  41. Transforming EER Diagrams into Relations (cont.) Mapping Supertype/Subtype Relationships • One relation for supertype and for each subtype • Supertype attributes (including identifier and subtype discriminator) go into supertype relation • Subtype attributes go into each subtype; primary key of supertype relation also becomes primary key of subtype relation • 1:1 relationship established between supertype and each subtype, with supertype as primary table

  42. Mapping EER Model Constructs to Relations • Options for Mapping Specialization or Generalization. Convert each specialization with m subclasses {S1, S2,….,Sm} and generalized superclassC, where the attributes of C are {k,a1,…an} and k is the (primary) key, into relational schemas using one of the four following options: Option A:Multiple relations-Superclass and subclasses. Create a relation L for C with attributes Attrs(L) = {k,a1,…an} and PK(L) = k. Create a relation Li for each subclass Si, 1 < i < m, with the attributesAttrs(Li) = {k} U {attributes of Si} and PK(Li)=k. This option works for any specialization(total or partial, disjoint or over-lapping). Option B:Multiple relations-Subclass relations only Create a relation Li for each subclass Si, 1 < i < m, with the attributes Attr(Li) = {attributes of Si} U {k,a1…,an} and PK(Li) = k. This option only works for a specialization whose subclasses are total(every entity in the superclass must belong to (at least) one of the subclasses).

  43. EER diagram notation for an attribute-defined specialization on JobType.

  44. Generalization. (b) Generalizing CAR and TRUCK into the superclass VEHICLE.

  45. Mapping EER Model Constructs to Relations (cont) Option C: Single relation with one type attribute. Create a single relation L with attributes Attrs(L) = {k,a1,…an} U {attributes of S1} U…U {attributes of Sm} U {t} and PK(L) = k. The attribute t is called a type (or discriminating) attribute that indicates the subclass to which each tuplebelongs: Works for Disjoint Option D: Single relation with multiple type attributes. Create a single relation schema L with attributes Attrs(L) = {k,a1,…an} U {attributes of S1} U…U {attributes of Sm} U {t1, t2,…,tm} and PK(L) = k. Each ti, 1 < I < m, is a Boolean type attribute indicating whether a tuple belongs to the subclass Si. Works for overlapping as well

  46. EER diagram notation for an attribute-defined specialization on JobType.

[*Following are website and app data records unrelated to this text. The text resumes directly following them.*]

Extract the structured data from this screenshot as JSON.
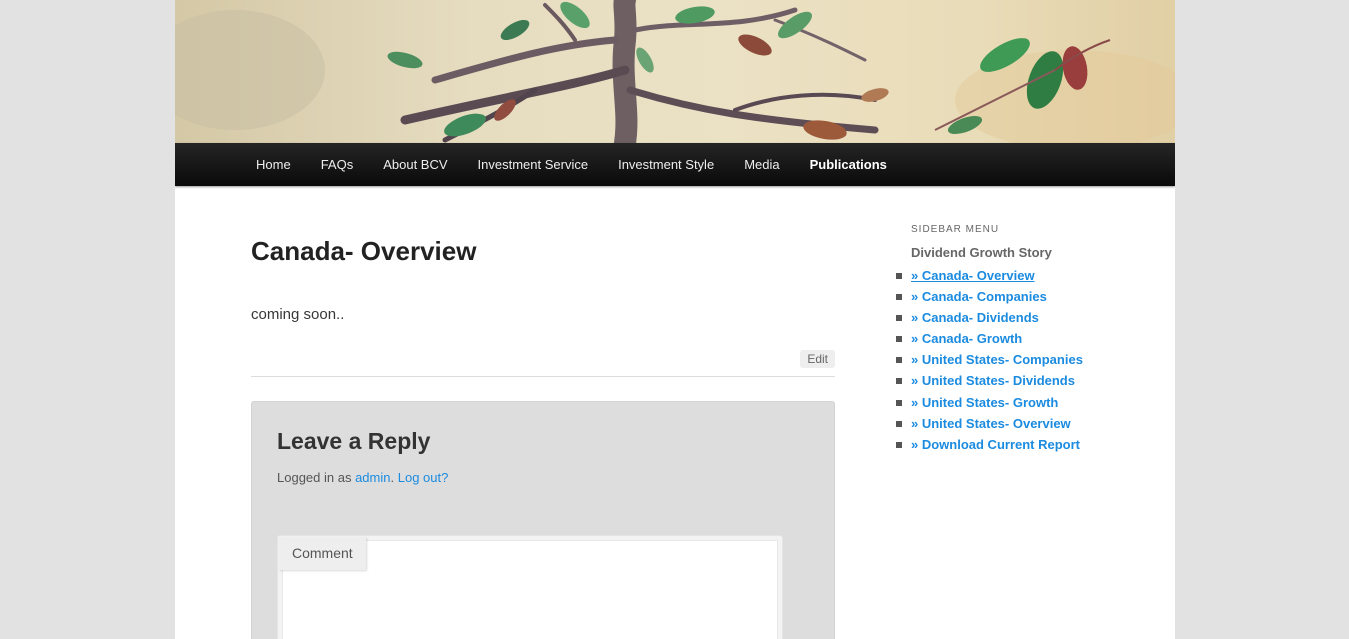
{
  "nav": {
    "items": [
      {
        "label": "Home"
      },
      {
        "label": "FAQs"
      },
      {
        "label": "About BCV"
      },
      {
        "label": "Investment Service"
      },
      {
        "label": "Investment Style"
      },
      {
        "label": "Media"
      },
      {
        "label": "Publications"
      }
    ],
    "current_index": 6
  },
  "main": {
    "title": "Canada- Overview",
    "content": "coming soon..",
    "edit_label": "Edit"
  },
  "reply": {
    "title": "Leave a Reply",
    "logged_in_prefix": "Logged in as",
    "user": "admin",
    "logout_label": "Log out?",
    "comment_label": "Comment"
  },
  "sidebar": {
    "widget_title": "Sidebar Menu",
    "heading": "Dividend Growth Story",
    "items": [
      {
        "label": "» Canada- Overview"
      },
      {
        "label": "» Canada- Companies"
      },
      {
        "label": "» Canada- Dividends"
      },
      {
        "label": "» Canada- Growth"
      },
      {
        "label": "» United States- Companies"
      },
      {
        "label": "» United States- Dividends"
      },
      {
        "label": "» United States- Growth"
      },
      {
        "label": "» United States- Overview"
      },
      {
        "label": "» Download Current Report"
      }
    ]
  },
  "colors": {
    "link": "#1b8be0",
    "nav_background": "#111111",
    "page_background": "#e2e2e2"
  }
}
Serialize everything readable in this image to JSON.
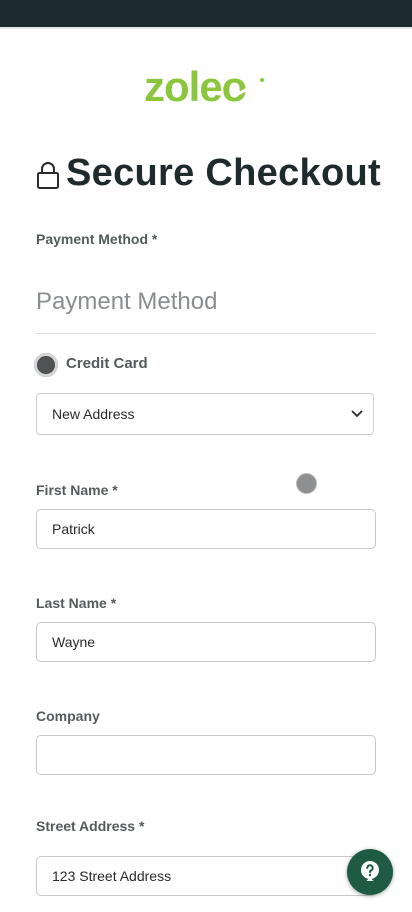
{
  "header": {
    "brand": "zoleo",
    "title": "Secure Checkout",
    "colors": {
      "topbar": "#1d2a2d",
      "logo": "#8cc63f",
      "title": "#1f2a2c"
    }
  },
  "payment": {
    "label": "Payment Method *",
    "placeholder": "Payment Method",
    "option_label": "Credit Card"
  },
  "address_select": {
    "selected": "New Address"
  },
  "form": {
    "first_name": {
      "label": "First Name *",
      "value": "Patrick"
    },
    "last_name": {
      "label": "Last Name *",
      "value": "Wayne"
    },
    "company": {
      "label": "Company",
      "value": ""
    },
    "street": {
      "label": "Street Address *",
      "value": "123 Street Address"
    }
  },
  "help": {
    "icon": "question-icon",
    "color": "#1f5a45"
  }
}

  47. EER diagram notation for an overlapping (nondisjoint) specialization.

  48. Mapping EER Model Constructs to Relations (cont) • Mapping of Shared Subclasses (Multiple Inheritance) A shared subclass, such as STUDENT_ASSISTANT, is a subclass of several classes, indicating multiple inheritance. These classes must all have the same key attribute; otherwise, the shared subclass would be modeled as a category. We can apply any of the options discussed in for EER-inhertance to a shared subclass, subject to the restriction discussed mapping algorithm. Below both options C and D are used for the shared class STUDENT_ASSISTANT.

  49. A specialization lattice with multiple inheritance for a UNIVERSITY database.

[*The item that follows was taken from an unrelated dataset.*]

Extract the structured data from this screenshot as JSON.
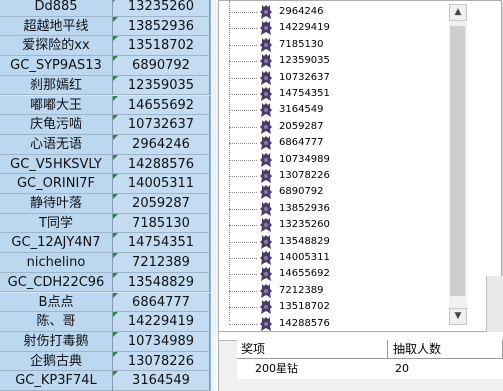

  50. Mapping the EER specialization lattice in Figure 4.6 using multiple options.